Originally Posted by Joe Archer View Post
I am not sure if there is a type of heart worm that infects deer. The heart worm that infects dogs is fairly host specific with the intermediate host being the mosquito. There have been cases of this type of parasite infecting cats and even a case in a human, but that would be extremely rare.
My guess is that the worm you found was a type of arterial worm that can infect deer.

Elaeophososis-arterial worm

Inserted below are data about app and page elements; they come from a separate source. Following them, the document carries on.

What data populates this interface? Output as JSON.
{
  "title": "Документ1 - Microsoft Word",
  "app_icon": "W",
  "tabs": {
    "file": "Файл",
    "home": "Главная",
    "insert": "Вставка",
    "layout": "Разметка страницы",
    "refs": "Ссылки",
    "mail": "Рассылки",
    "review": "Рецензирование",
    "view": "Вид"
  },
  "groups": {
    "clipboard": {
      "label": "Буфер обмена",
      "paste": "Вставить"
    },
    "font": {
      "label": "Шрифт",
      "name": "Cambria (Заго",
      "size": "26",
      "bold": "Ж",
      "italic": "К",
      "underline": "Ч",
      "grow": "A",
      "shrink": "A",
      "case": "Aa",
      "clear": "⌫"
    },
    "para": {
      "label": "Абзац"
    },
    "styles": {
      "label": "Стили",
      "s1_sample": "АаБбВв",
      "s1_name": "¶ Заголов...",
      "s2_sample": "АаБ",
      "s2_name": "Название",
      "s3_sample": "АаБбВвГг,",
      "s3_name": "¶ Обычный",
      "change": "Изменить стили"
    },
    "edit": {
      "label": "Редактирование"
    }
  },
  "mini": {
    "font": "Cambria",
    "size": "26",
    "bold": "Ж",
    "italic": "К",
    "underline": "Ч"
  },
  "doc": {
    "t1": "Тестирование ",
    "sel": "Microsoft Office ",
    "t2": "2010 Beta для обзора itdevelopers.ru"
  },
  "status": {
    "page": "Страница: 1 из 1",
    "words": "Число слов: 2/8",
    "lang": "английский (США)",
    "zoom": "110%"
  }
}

Elaeophoria schneideri is another nematode parasite infecting deer. The adult worm occurs in the carotid arteries and related areas. Female worms produce microfilaria that are carried throughout the body via the blood where they concentrate in specific locations, especially the skin of the head. Horseflies become infected when they feed on this area and acquire the microfilaria while feeding. The parasite matures in the fly and is inoculated when the fly feed on a susceptible host. In white-tailed deer, the most common sign of infection is oral food impactions, tooth loss, and occasionally fractured jaw bones. Infections in other animals, such as elk, often result in damage to tissue as a result of restricted blood flow to areas distal to the worms. Diagnosis is by detecting adult worms in arteries of infected deer. Infections in Oklahoma are rare and limited in distribution to the eastern regions.

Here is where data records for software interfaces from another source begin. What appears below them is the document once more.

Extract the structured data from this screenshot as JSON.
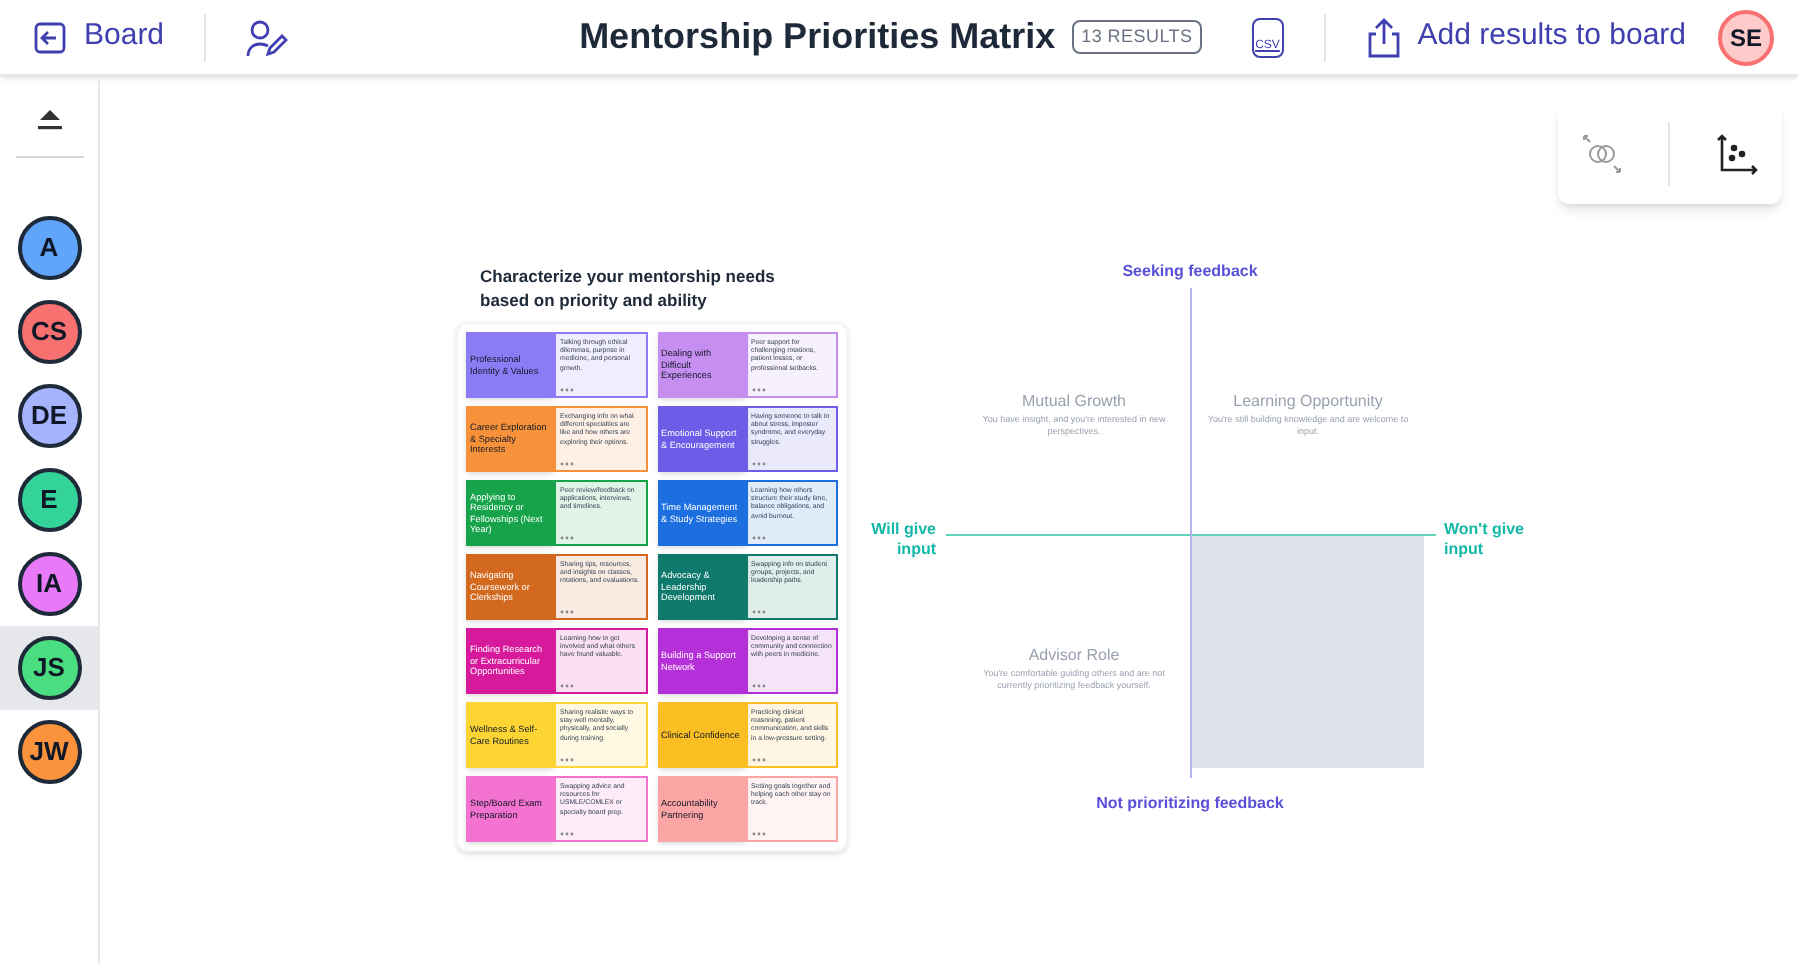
{
  "header": {
    "back_label": "Board",
    "title": "Mentorship Priorities Matrix",
    "results_badge": "13 RESULTS",
    "csv_label": "CSV",
    "add_button": "Add results to board",
    "user_initials": "SE"
  },
  "participants": [
    {
      "initials": "A",
      "color": "#60a5fa",
      "selected": false
    },
    {
      "initials": "CS",
      "color": "#f87171",
      "selected": false
    },
    {
      "initials": "DE",
      "color": "#a5b4fc",
      "selected": false
    },
    {
      "initials": "E",
      "color": "#34d399",
      "selected": false
    },
    {
      "initials": "IA",
      "color": "#e879f9",
      "selected": false
    },
    {
      "initials": "JS",
      "color": "#4ade80",
      "selected": true
    },
    {
      "initials": "JW",
      "color": "#fb923c",
      "selected": false
    }
  ],
  "prompt": {
    "title": "Characterize your mentorship needs based on priority and ability",
    "cards": [
      {
        "title": "Professional Identity & Values",
        "description": "Talking through ethical dilemmas, purpose in medicine, and personal growth.",
        "color": "#8b7cf6",
        "dark_text": true
      },
      {
        "title": "Dealing with Difficult Experiences",
        "description": "Peer support for challenging rotations, patient losses, or professional setbacks.",
        "color": "#c58ef0",
        "dark_text": true
      },
      {
        "title": "Career Exploration & Specialty Interests",
        "description": "Exchanging info on what different specialties are like and how others are exploring their options.",
        "color": "#f7923a",
        "dark_text": true
      },
      {
        "title": "Emotional Support & Encouragement",
        "description": "Having someone to talk to about stress, imposter syndrome, and everyday struggles.",
        "color": "#6c5ce7",
        "dark_text": false
      },
      {
        "title": "Applying to Residency or Fellowships (Next Year)",
        "description": "Peer review/feedback on applications, interviews, and timelines.",
        "color": "#16a34a",
        "dark_text": false
      },
      {
        "title": "Time Management & Study Strategies",
        "description": "Learning how others structure their study time, balance obligations, and avoid burnout.",
        "color": "#1d6fe0",
        "dark_text": false
      },
      {
        "title": "Navigating Coursework or Clerkships",
        "description": "Sharing tips, resources, and insights on classes, rotations, and evaluations.",
        "color": "#d2691e",
        "dark_text": false
      },
      {
        "title": "Advocacy & Leadership Development",
        "description": "Swapping info on student groups, projects, and leadership paths.",
        "color": "#0f7a6b",
        "dark_text": false
      },
      {
        "title": "Finding Research or Extracurricular Opportunities",
        "description": "Learning how to get involved and what others have found valuable.",
        "color": "#d61a9b",
        "dark_text": false
      },
      {
        "title": "Building a Support Network",
        "description": "Developing a sense of community and connection with peers in medicine.",
        "color": "#b530d9",
        "dark_text": false
      },
      {
        "title": "Wellness & Self-Care Routines",
        "description": "Sharing realistic ways to stay well mentally, physically, and socially during training.",
        "color": "#fcd535",
        "dark_text": true
      },
      {
        "title": "Clinical Confidence",
        "description": "Practicing clinical reasoning, patient communication, and skills in a low-pressure setting.",
        "color": "#fbbf24",
        "dark_text": true
      },
      {
        "title": "Step/Board Exam Preparation",
        "description": "Swapping advice and resources for USMLE/COMLEX or specialty board prep.",
        "color": "#f472d0",
        "dark_text": true
      },
      {
        "title": "Accountability Partnering",
        "description": "Setting goals together and helping each other stay on track.",
        "color": "#fca5a5",
        "dark_text": true
      }
    ]
  },
  "matrix": {
    "top_label": "Seeking feedback",
    "bottom_label": "Not prioritizing feedback",
    "left_label": "Will give input",
    "right_label": "Won't give input",
    "quadrants": [
      {
        "title": "Mutual Growth",
        "description": "You have insight, and you're interested in new perspectives.",
        "highlighted": false
      },
      {
        "title": "Learning Opportunity",
        "description": "You're still building knowledge and are welcome to input.",
        "highlighted": false
      },
      {
        "title": "Advisor Role",
        "description": "You're comfortable guiding others and are not currently prioritizing feedback yourself.",
        "highlighted": false
      },
      {
        "highlighted": true
      }
    ]
  }
}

Here is a picture....
Michigan Whitetail Deer Hunting

What do you think?
<----<<<

Thanks I was just eating!!
Reply With Quote
Reply

Thread Tools Search this Thread
Search this Thread:

Advanced Search
Display Modes

Posting Rules
You may not post new threads
You may not post replies
You may not post attachments
You may not edit your posts

BB code is On
Smilies are On
[IMG] code is On
HTML code is Off

Forum Jump


All times are GMT -5. The time now is 02:04 AM.



Powered by vBulletin® Version 3.8.7
Copyright ©2000 - 2014, vBulletin Solutions, Inc.
Copyright 2000-2011 Michigan-Sportsman.com flagship of the iGreatLakes.com network